they have already set the prices that make sense to them at scale. this is a different business model. we are able to bring lower prices because we don't make a profit and we have this innovative technology. >> does that mean that your margins are thin, how do you protect those margins? >> similar to costco, bj's, where they make most of their money through membership, you can still build quite a big membership -- big profit from just never ship. >> you have made about $80 million. one of the big fundings out there for a early start up. clearly, logistics will be one area, but how are you deploying some of the money? >> a lot of it is to build up the technology the team, and to advertise the business. we have a pretty substantial advertising budget in 2015 to build awareness for jet. >> how did this idea come up? >> being in the e-commerce
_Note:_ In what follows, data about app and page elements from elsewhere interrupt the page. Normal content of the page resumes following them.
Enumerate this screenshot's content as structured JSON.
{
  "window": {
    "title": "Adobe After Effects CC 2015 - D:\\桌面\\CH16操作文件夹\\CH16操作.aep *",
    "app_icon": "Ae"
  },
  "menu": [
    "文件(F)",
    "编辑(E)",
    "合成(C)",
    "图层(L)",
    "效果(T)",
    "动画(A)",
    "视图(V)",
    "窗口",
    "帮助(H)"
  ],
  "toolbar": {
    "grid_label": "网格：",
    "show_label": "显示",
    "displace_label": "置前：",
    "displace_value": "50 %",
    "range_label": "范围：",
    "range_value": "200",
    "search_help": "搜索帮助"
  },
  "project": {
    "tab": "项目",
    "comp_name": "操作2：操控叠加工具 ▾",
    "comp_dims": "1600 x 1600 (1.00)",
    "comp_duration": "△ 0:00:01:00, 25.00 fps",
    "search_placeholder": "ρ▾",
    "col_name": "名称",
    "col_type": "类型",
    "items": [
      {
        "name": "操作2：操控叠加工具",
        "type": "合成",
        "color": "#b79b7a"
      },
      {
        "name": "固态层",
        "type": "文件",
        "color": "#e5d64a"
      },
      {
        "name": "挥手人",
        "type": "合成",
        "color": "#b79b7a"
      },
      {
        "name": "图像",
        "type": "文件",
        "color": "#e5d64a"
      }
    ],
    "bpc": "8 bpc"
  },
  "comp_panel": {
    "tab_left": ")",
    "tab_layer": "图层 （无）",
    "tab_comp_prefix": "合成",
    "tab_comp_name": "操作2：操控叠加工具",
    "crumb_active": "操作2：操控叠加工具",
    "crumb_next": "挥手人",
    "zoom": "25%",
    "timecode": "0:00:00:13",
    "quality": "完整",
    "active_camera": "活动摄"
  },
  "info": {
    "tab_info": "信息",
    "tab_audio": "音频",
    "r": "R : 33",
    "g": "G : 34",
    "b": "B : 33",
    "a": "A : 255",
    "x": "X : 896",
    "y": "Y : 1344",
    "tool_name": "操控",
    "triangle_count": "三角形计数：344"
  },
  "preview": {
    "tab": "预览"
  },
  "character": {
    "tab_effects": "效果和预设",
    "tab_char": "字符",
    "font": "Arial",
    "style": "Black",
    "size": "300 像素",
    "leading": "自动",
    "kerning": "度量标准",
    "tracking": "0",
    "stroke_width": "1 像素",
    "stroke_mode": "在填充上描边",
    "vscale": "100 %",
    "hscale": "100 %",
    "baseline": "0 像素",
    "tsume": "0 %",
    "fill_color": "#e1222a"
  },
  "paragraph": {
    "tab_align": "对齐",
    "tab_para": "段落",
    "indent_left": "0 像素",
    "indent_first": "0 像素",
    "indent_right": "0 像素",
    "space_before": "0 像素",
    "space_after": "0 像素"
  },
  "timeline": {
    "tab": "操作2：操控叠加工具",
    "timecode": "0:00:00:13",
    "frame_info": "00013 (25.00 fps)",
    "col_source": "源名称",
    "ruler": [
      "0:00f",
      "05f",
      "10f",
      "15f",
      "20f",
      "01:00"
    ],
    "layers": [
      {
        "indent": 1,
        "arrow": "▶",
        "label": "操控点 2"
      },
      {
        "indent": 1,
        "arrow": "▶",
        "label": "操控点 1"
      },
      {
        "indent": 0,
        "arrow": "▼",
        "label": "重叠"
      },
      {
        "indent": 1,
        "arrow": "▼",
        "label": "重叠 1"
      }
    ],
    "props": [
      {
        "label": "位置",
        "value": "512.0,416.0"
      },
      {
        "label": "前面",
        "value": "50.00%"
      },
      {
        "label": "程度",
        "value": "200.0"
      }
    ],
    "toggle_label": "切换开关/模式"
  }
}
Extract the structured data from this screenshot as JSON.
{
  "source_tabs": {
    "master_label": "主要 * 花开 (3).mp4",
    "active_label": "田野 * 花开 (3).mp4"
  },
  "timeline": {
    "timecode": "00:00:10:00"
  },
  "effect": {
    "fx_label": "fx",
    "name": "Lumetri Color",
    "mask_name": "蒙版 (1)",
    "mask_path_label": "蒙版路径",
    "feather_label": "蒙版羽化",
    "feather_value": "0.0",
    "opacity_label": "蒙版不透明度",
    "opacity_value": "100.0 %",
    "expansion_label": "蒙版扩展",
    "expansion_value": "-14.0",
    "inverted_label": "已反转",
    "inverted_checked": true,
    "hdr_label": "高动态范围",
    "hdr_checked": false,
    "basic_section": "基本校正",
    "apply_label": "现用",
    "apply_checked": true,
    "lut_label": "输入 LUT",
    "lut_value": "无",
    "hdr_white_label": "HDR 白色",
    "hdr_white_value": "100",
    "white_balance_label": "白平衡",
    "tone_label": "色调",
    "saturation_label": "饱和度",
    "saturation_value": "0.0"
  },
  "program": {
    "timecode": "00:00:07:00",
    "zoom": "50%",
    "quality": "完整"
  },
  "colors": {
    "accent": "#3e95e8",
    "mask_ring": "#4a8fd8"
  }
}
1:54 pm
space, recognizing there was a big opportunity around price. the market is really focused on service. if you look at all the players out there, it is all about ship speed faster delivery convenience. we thought we could innovate around price. >> why didn't cosco or anyone else think about this? >> i am sure there were, but it's a matter of getting the capital and the right team together. we have the right team. build it and go. that is what we've done. >> that was mark lore, ceo of it is time for the bwest byte one number that tells us all whole lot. shelby holliday is with us from graceland in memphis, tennessee. what do you have for us? >> the big bite of the day is four dollars, the amount of money elvis presley paid to record his first song back in the 1950's. story has it that he recorded it
1:55 pm
for his mom but he left the record at a friends house. more than half a century later, his friends daughter down the record and she is putting it on auction block for the first time. tonight it is expected to be sold for around $100,000. all of this begs the question how has elvis managed to say --stay so popular well into the afterlife? it is due in large part to technology. he has had some tech savvy managers managing graceland, his music. in honor of his 80th birthday today, they are launching a whole new album on itunes, they have a spotify channel, they are getting towards where you can walk around with an ipad and you can use ibeacon to see some pretty cool images. they are even looking at launching a hologram show in las vegas. so they are keeping elvis alive, literally, with technology. >> not literally because i saw
1:56 pm
him pumping gas today in marin county. >> conspiracy theorists may think that. he is making money. >> he is at the exxon station right now. maybe chevron. it is great that they are doing this and keeping the property alive. or is a great book about the rise of elvis that talks about how new technology of that era allowed him to make these new records, allowed him to get on the radio, helping to become the national thing. >> they say he was on the cutting edge of technology. >> do you like graceland? >> more than half a million people come here every year and they spend money, and guess what, we got sucked in. we spent a lot of money on the souvenirs. >> thank you very much, shelby holliday.
1:57 pm
you can get the latest on your tablet or phone, bloomberg radio as well. see you tomorrow. ♪
1:58 pm
1:59 pm
2:00 pm
>> from bloomberg world headquarters in new york, i am mark crumpton. this is "bottom line," the intersection of business and economics with a main street perspective. to our viewers in the united states and those of you joining us from around the world welcome. we have full coverage of the stocks and stories making headlines on this thursday. shelby holliday is live in graceland for birthday celebrations remembering elvis presley. julie hyman is watching the rally in the equity markets come the second and two


info Stream Only

Uploaded by TV Archive on